### DATA FOR THIS EXERCISE

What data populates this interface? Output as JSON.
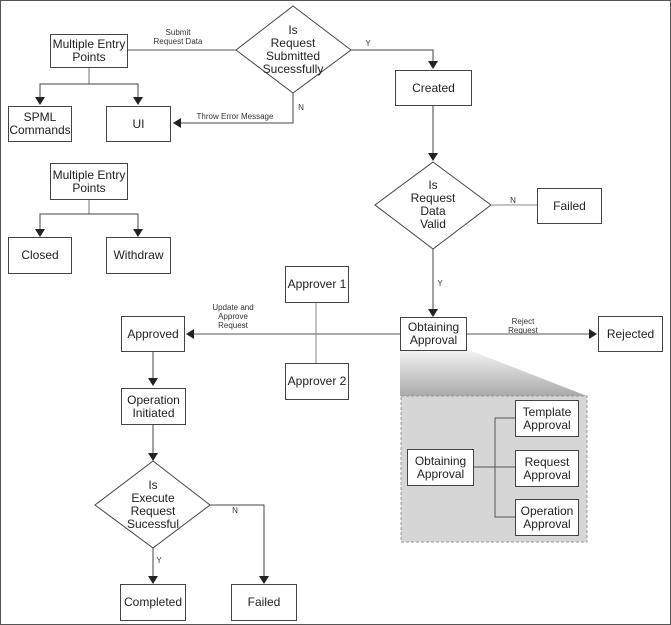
{
  "nodes": {
    "entry_points_1": "Multiple Entry\nPoints",
    "spml_commands": "SPML\nCommands",
    "ui": "UI",
    "entry_points_2": "Multiple Entry\nPoints",
    "closed": "Closed",
    "withdraw": "Withdraw",
    "decision_submitted": "Is\nRequest\nSubmitted\nSucessfully",
    "created": "Created",
    "decision_valid": "Is\nRequest\nData\nValid",
    "failed_validation": "Failed",
    "approver_1": "Approver 1",
    "approver_2": "Approver 2",
    "approved": "Approved",
    "obtaining_approval": "Obtaining\nApproval",
    "rejected": "Rejected",
    "operation_initiated": "Operation\nInitiated",
    "decision_execute": "Is\nExecute\nRequest\nSucessful",
    "completed": "Completed",
    "failed_execution": "Failed",
    "detail_obtaining_approval": "Obtaining\nApproval",
    "template_approval": "Template\nApproval",
    "request_approval": "Request\nApproval",
    "operation_approval": "Operation\nApproval"
  },
  "edge_labels": {
    "submit_request_data": "Submit\nRequest Data",
    "throw_error_message": "Throw Error Message",
    "submitted_yes": "Y",
    "submitted_no": "N",
    "valid_no": "N",
    "valid_yes": "Y",
    "update_and_approve": "Update and\nApprove\nRequest",
    "reject_request": "Reject\nRequest",
    "execute_no": "N",
    "execute_yes": "Y"
  }
}
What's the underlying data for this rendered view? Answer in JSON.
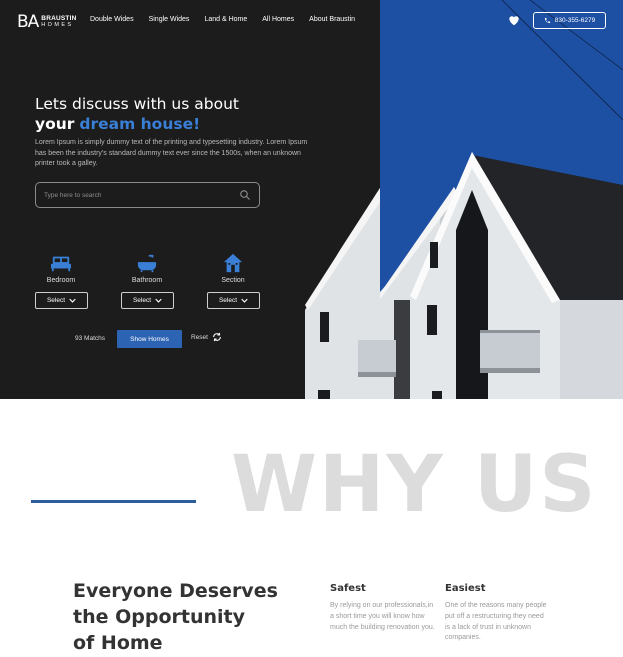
{
  "brand": {
    "mark": "BA",
    "line1": "BRAUSTIN",
    "line2": "HOMES"
  },
  "nav": {
    "items": [
      "Double Wides",
      "Single Wides",
      "Land & Home",
      "All Homes",
      "About Braustin"
    ],
    "phone": "830-355-6279"
  },
  "hero": {
    "heading_line1": "Lets discuss with us about",
    "heading_bold": "your",
    "heading_accent": "dream house!",
    "lead": "Lorem Ipsum is simply dummy text of the printing and typesetting industry. Lorem Ipsum has been the industry's standard dummy text ever since the 1500s, when an unknown printer took a galley.",
    "search_placeholder": "Type here to search"
  },
  "filters": [
    {
      "label": "Bedroom",
      "icon": "bed-icon",
      "select": "Select"
    },
    {
      "label": "Bathroom",
      "icon": "bathtub-icon",
      "select": "Select"
    },
    {
      "label": "Section",
      "icon": "house-icon",
      "select": "Select"
    }
  ],
  "results": {
    "matchs": "93 Matchs",
    "show_button": "Show Homes",
    "reset": "Reset"
  },
  "why": {
    "title": "WHY US",
    "headline_l1": "Everyone Deserves",
    "headline_l2": "the Opportunity",
    "headline_l3": "of Home",
    "col1_title": "Safest",
    "col1_body": "By relying on our professionals,in a short time you will know how much the building renovation you.",
    "col2_title": "Easiest",
    "col2_body": "One of the reasons many people put off a restructuring they need is a lack of trust in unknown companies."
  },
  "colors": {
    "dark": "#1c1c1d",
    "blue": "#1d4fa3",
    "accent": "#3a7fd6",
    "button": "#2c63b3"
  }
}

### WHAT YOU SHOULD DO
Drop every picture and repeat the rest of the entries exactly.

### YOUR RESPONSE
What data populates this interface? Output as JSON.
{
  "nodes": {
    "entry_points_1": "Multiple Entry\nPoints",
    "spml_commands": "SPML\nCommands",
    "ui": "UI",
    "entry_points_2": "Multiple Entry\nPoints",
    "closed": "Closed",
    "withdraw": "Withdraw",
    "decision_submitted": "Is\nRequest\nSubmitted\nSucessfully",
    "created": "Created",
    "decision_valid": "Is\nRequest\nData\nValid",
    "failed_validation": "Failed",
    "approver_1": "Approver 1",
    "approver_2": "Approver 2",
    "approved": "Approved",
    "obtaining_approval": "Obtaining\nApproval",
    "rejected": "Rejected",
    "operation_initiated": "Operation\nInitiated",
    "decision_execute": "Is\nExecute\nRequest\nSucessful",
    "completed": "Completed",
    "failed_execution": "Failed",
    "detail_obtaining_approval": "Obtaining\nApproval",
    "template_approval": "Template\nApproval",
    "request_approval": "Request\nApproval",
    "operation_approval": "Operation\nApproval"
  },
  "edge_labels": {
    "submit_request_data": "Submit\nRequest Data",
    "throw_error_message": "Throw Error Message",
    "submitted_yes": "Y",
    "submitted_no": "N",
    "valid_no": "N",
    "valid_yes": "Y",
    "update_and_approve": "Update and\nApprove\nRequest",
    "reject_request": "Reject\nRequest",
    "execute_no": "N",
    "execute_yes": "Y"
  }
}
What's the underlying data for this rendered view? Answer in JSON.
{
  "brand": {
    "mark": "BA",
    "line1": "BRAUSTIN",
    "line2": "HOMES"
  },
  "nav": {
    "items": [
      "Double Wides",
      "Single Wides",
      "Land & Home",
      "All Homes",
      "About Braustin"
    ],
    "phone": "830-355-6279"
  },
  "hero": {
    "heading_line1": "Lets discuss with us about",
    "heading_bold": "your",
    "heading_accent": "dream house!",
    "lead": "Lorem Ipsum is simply dummy text of the printing and typesetting industry. Lorem Ipsum has been the industry's standard dummy text ever since the 1500s, when an unknown printer took a galley.",
    "search_placeholder": "Type here to search"
  },
  "filters": [
    {
      "label": "Bedroom",
      "icon": "bed-icon",
      "select": "Select"
    },
    {
      "label": "Bathroom",
      "icon": "bathtub-icon",
      "select": "Select"
    },
    {
      "label": "Section",
      "icon": "house-icon",
      "select": "Select"
    }
  ],
  "results": {
    "matchs": "93 Matchs",
    "show_button": "Show Homes",
    "reset": "Reset"
  },
  "why": {
    "title": "WHY US",
    "headline_l1": "Everyone Deserves",
    "headline_l2": "the Opportunity",
    "headline_l3": "of Home",
    "col1_title": "Safest",
    "col1_body": "By relying on our professionals,in a short time you will know how much the building renovation you.",
    "col2_title": "Easiest",
    "col2_body": "One of the reasons many people put off a restructuring they need is a lack of trust in unknown companies."
  },
  "colors": {
    "dark": "#1c1c1d",
    "blue": "#1d4fa3",
    "accent": "#3a7fd6",
    "button": "#2c63b3"
  }
}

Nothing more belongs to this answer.